This report by the violinist Francesco Galoardi of his visit to the Mozarts in Salzburg was discovered by Clemente Lunelli (Lunelli 1982, 418; 1989, 545). It is the second of three Mozart references in letters written to Count Pio Fedele von Wolkenstein in Trent, all discovered by Lunelli: the others are discussed in our entries for 9 Nov 1771 (a letter from Count Cajetan von Rogendorf referring to Ascanio in Alba) and 29 Nov 1772 (a letter from Countess Antonia von Lodron in Salzburg; on Wolkenstein’s biography, see our entry for 9 Nov 1771).
Francesco Galoardi (1740–1809) was born in Soresina in the province of Cremona (on Galoardi, see Lunelli 1982). Nothing is known of his early life and musical training.
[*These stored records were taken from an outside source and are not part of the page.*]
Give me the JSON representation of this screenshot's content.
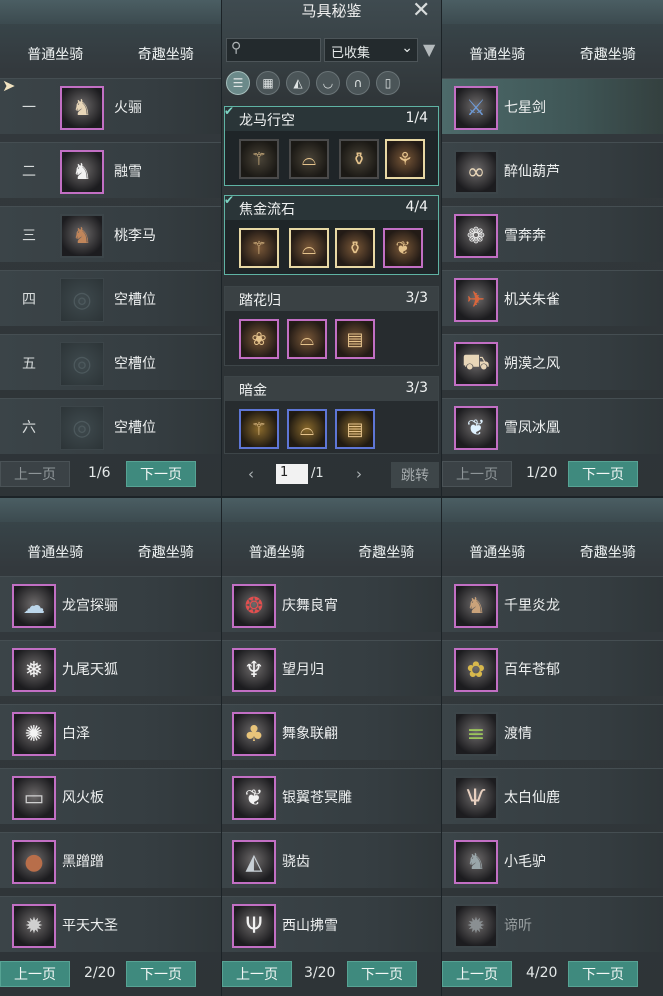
{
  "window_title": "马具秘鉴",
  "tabs": {
    "normal": "普通坐骑",
    "fun": "奇趣坐骑"
  },
  "nav": {
    "prev": "上一页",
    "next": "下一页"
  },
  "panel1": {
    "rows": [
      {
        "num": "一",
        "name": "火骊",
        "icon": "horse-icon"
      },
      {
        "num": "二",
        "name": "融雪",
        "icon": "white-horse-icon"
      },
      {
        "num": "三",
        "name": "桃李马",
        "icon": "horse-icon"
      },
      {
        "num": "四",
        "name": "空槽位",
        "icon": "empty-slot-icon"
      },
      {
        "num": "五",
        "name": "空槽位",
        "icon": "empty-slot-icon"
      },
      {
        "num": "六",
        "name": "空槽位",
        "icon": "empty-slot-icon"
      }
    ],
    "page": "1/6"
  },
  "collection": {
    "search_placeholder": "",
    "filter_value": "已收集",
    "sets": [
      {
        "name": "龙马行空",
        "count": "1/4"
      },
      {
        "name": "焦金流石",
        "count": "4/4"
      },
      {
        "name": "踏花归",
        "count": "3/3"
      },
      {
        "name": "暗金",
        "count": "3/3"
      }
    ],
    "page_input": "1",
    "page_total": "/1",
    "jump": "跳转"
  },
  "panel3": {
    "rows": [
      "七星剑",
      "醉仙葫芦",
      "雪奔奔",
      "机关朱雀",
      "朔漠之风",
      "雪凤冰凰"
    ],
    "page": "1/20"
  },
  "panel4": {
    "rows": [
      "龙宫探骊",
      "九尾天狐",
      "白泽",
      "风火板",
      "黑蹭蹭",
      "平天大圣"
    ],
    "page": "2/20"
  },
  "panel5": {
    "rows": [
      "庆舞良宵",
      "望月归",
      "舞象联翩",
      "银翼苍冥雕",
      "骁齿",
      "西山拂雪"
    ],
    "page": "3/20"
  },
  "panel6": {
    "rows": [
      "千里炎龙",
      "百年苍郁",
      "渡情",
      "太白仙鹿",
      "小毛驴",
      "谛听"
    ],
    "page": "4/20"
  },
  "colors": {
    "accent": "#3f8a7e",
    "rarity_purple": "#c26fc4",
    "rarity_gold": "#e8d8a4",
    "rarity_blue": "#5e76d6"
  }
}
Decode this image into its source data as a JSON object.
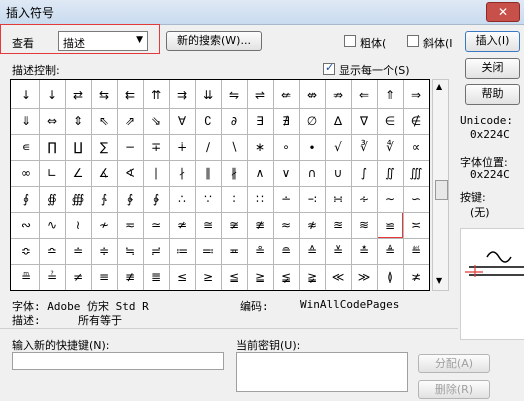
{
  "window": {
    "title": "插入符号",
    "close_label": "✕"
  },
  "header": {
    "view_label": "查看",
    "view_value": "描述",
    "new_search_label": "新的搜索(W)...",
    "bold_label": "粗体(",
    "italic_label": "斜体(I",
    "insert_label": "插入(I)"
  },
  "controls": {
    "describe_label": "描述控制:",
    "show_each_label": "显示每一个(S)",
    "close_label": "关闭",
    "help_label": "帮助"
  },
  "info": {
    "unicode_label": "Unicode:",
    "unicode_value": "0x224C",
    "font_pos_label": "字体位置:",
    "font_pos_value": "0x224C",
    "shortcut_label": "按键:",
    "shortcut_value": "(无)"
  },
  "symbols": [
    [
      "↓",
      "↓",
      "⇄",
      "⇆",
      "⇇",
      "⇈",
      "⇉",
      "⇊",
      "⇋",
      "⇌",
      "⇍",
      "⇎",
      "⇏",
      "⇐",
      "⇑",
      "⇒"
    ],
    [
      "⇓",
      "⇔",
      "⇕",
      "⇖",
      "⇗",
      "⇘",
      "∀",
      "∁",
      "∂",
      "∃",
      "∄",
      "∅",
      "∆",
      "∇",
      "∈",
      "∉"
    ],
    [
      "∊",
      "∏",
      "∐",
      "∑",
      "−",
      "∓",
      "∔",
      "∕",
      "∖",
      "∗",
      "∘",
      "∙",
      "√",
      "∛",
      "∜",
      "∝"
    ],
    [
      "∞",
      "∟",
      "∠",
      "∡",
      "∢",
      "∣",
      "∤",
      "∥",
      "∦",
      "∧",
      "∨",
      "∩",
      "∪",
      "∫",
      "∬",
      "∭"
    ],
    [
      "∮",
      "∯",
      "∰",
      "∱",
      "∲",
      "∳",
      "∴",
      "∵",
      "∶",
      "∷",
      "∸",
      "∹",
      "∺",
      "∻",
      "∼",
      "∽"
    ],
    [
      "∾",
      "∿",
      "≀",
      "≁",
      "≂",
      "≃",
      "≄",
      "≅",
      "≆",
      "≇",
      "≈",
      "≉",
      "≊",
      "≋",
      "≌",
      "≍"
    ],
    [
      "≎",
      "≏",
      "≐",
      "≑",
      "≒",
      "≓",
      "≔",
      "≕",
      "≖",
      "≗",
      "≘",
      "≙",
      "≚",
      "≛",
      "≜",
      "≝"
    ],
    [
      "≞",
      "≟",
      "≠",
      "≡",
      "≢",
      "≣",
      "≤",
      "≥",
      "≦",
      "≧",
      "≨",
      "≩",
      "≪",
      "≫",
      "≬",
      "≭"
    ]
  ],
  "footer": {
    "font_label": "字体: Adobe 仿宋 Std R",
    "encoding_label": "编码:",
    "encoding_value": "WinAllCodePages",
    "desc_label": "描述:",
    "desc_value": "所有等于",
    "new_shortcut_label": "输入新的快捷键(N):",
    "current_key_label": "当前密钥(U):",
    "assign_label": "分配(A)",
    "remove_label": "删除(R)"
  },
  "preview": {
    "glyph": "≌"
  }
}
On 25 Dec 1769 he joined the orchestra of the Prince-Bishop of Trent, and in January 1772 he became a member of the musical establishment of Count Leopold Ernst von Firmian (1708–1783), Prince-Bishop of Passau from 1763 to 1783. During his time in Trent, Galoardi was Wolkenstein’s violin teacher, and the two maintained a correspondence for several years following Galoardi’s departure: seventeen letters from Galoardi to Wolkenstein survive, dating from 15 Jul 1771 to 3 Jul 1790.
Galoardi reports his visit to the Mozarts in his first letter to Wolkenstein after leaving for Passau. The visit took place on the evening of Thu, 2 Jan 1772. He writes that “the daughter” (Maria Anna “Nannerl” Mozart) plays the harpsichord (“Cembalo”) well, but the son (Wolfgang) is far superior. Nannerl was 20 years old at the time, and Wolfgang was about to turn 16.
Lunelli interprets this passage as evidence that Leopold and Wolfgang Mozart had stopped in Trent on their return journey from Milan to Salzburg following the premiere of Ascanio in Alba, and that Wolkenstein heard Wolfgang perform on 9 Dec 1771 (Lunelli 1982, 419). While possible, there is no direct evidence for this claim. Leopold mentions nothing of Wolkenstein or a stopover in Trent in his letters home from Ala (about 40 km south of Trent) on 8 Dec, or Brixen on 11 Dec (Briefe, i:452–53).
Leopold and Wolfgang returned to Salzburg on 15 Dec 1771. The Archbishop of Salzburg, Count Sigismund Christoph von Schrattenbach, died the following day. Galoardi, in his letter to Wolkenstein, mentions that the first Requiem mass for the archbishop had been given on the morning of 2 Jan; Wolfgang would almost certainly have been at home when Galoardi visited the Mozarts that evening. Lunelli points out that Galoardi does not specifically say that he heard Wolfgang perform in Salzburg (which Lunelli takes to imply that he heard him in Trent), but it would be rash to assume that Wolfgang did not perform during Galoardi’s visit. While Galoardi’s letter implies that Wolkenstein had heard Wolfgang perform at some point, it does not necessarily imply that he had heard him in Trent on 9 Dec 1771. The Mozarts met Wolkenstein and Rogendorf at the beginning of 1770, during their first visit to Milan (their names are in Leopold’s travel notes; Briefe, i:321), when both young noblemen were interning with Count Karl (Carlo) Firmian, Habsburg minister plenipotentiary to the Duchy of Milan (on Firmian, see our entry for 4 Apr 1770; on Rogendorf, our entry for 9 Nov 1771). Wolkenstein almost certainly heard Wolfgang at that time.